The relationship between research and practice presents challenges across the field of education including in the use of Information and Communication Technology (ICT). Educators in the field often see research as being divorced from the reality of their daily practice. Teacher inquiry and design-based research offer opportunities to engage practitioners in research by making more direct links to their own practice. This chapter briefly introduces the broad range of opportunities and hurdles posed by technology integration in K-12 education, and then describes three crucial dimensions that influence the way educators perceive and handle technology use over time; these relate to teacher will, skill, and surrounding infrastructure. Thereafter, ways in which research-practice interactions might contribute to developing these dimensions are discussed, with specific attention to two kinds of interactions: teacher inquiry and design-based research. In addition to offering examples throughout the chapter, attention is also given to the fact that these two approaches used together can have productive synergies. The chapter concludes by pointing to new developments that hold potential implications for future work related to technology integration supported by teacher inquiry, or design-based research, or both.
|Title of host publication||Second Handbook of Information Technology in Primary and Secondary Education|
|Editors||Joke Voogt, Gerald Knezek, Rhonda Christensen, Kwok-Wing Lai|
|Publication status||Published - 10 Aug 2018|
|Name||Springer International Handbooks of Education|

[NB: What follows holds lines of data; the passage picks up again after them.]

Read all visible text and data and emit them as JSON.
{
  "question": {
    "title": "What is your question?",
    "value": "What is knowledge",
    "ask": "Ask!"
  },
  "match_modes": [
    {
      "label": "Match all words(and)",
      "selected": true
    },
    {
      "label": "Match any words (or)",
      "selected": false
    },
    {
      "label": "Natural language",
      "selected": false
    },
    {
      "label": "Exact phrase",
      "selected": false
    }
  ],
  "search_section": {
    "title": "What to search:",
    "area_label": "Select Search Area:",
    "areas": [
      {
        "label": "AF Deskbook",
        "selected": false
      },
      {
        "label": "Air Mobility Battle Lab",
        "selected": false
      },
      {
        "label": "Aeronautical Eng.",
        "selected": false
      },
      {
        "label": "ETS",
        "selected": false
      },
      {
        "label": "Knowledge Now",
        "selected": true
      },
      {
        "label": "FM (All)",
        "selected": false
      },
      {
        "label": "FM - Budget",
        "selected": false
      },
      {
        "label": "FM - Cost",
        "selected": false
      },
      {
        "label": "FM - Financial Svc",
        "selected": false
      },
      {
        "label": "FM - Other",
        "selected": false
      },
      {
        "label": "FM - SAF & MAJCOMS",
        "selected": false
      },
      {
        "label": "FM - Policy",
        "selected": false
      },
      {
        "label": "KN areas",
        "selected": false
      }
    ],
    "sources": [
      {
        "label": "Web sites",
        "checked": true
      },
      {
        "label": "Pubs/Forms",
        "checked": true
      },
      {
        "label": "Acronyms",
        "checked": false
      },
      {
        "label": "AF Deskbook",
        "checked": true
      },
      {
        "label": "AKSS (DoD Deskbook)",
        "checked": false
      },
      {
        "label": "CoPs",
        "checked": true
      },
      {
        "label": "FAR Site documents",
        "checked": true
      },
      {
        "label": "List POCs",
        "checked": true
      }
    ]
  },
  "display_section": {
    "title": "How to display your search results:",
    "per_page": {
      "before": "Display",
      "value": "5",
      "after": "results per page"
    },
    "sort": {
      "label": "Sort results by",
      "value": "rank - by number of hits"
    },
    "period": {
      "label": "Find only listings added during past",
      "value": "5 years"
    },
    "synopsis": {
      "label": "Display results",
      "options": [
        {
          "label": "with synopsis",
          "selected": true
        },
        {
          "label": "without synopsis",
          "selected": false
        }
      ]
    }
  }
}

McKenney, S., & Roblin, N. P. (2018). Connecting Research and Practice: Teacher Inquiry and Design-Based Research. In J. Voogt, G. Knezek, R. Christensen, & K-W. Lai (Eds.), Second Handbook of Information Technology in Primary and Secondary Education (2nd ed., pp. 449-462). (Springer International Handbooks of Education). https://doi.org/10.1007/978-3-319-71054-9_30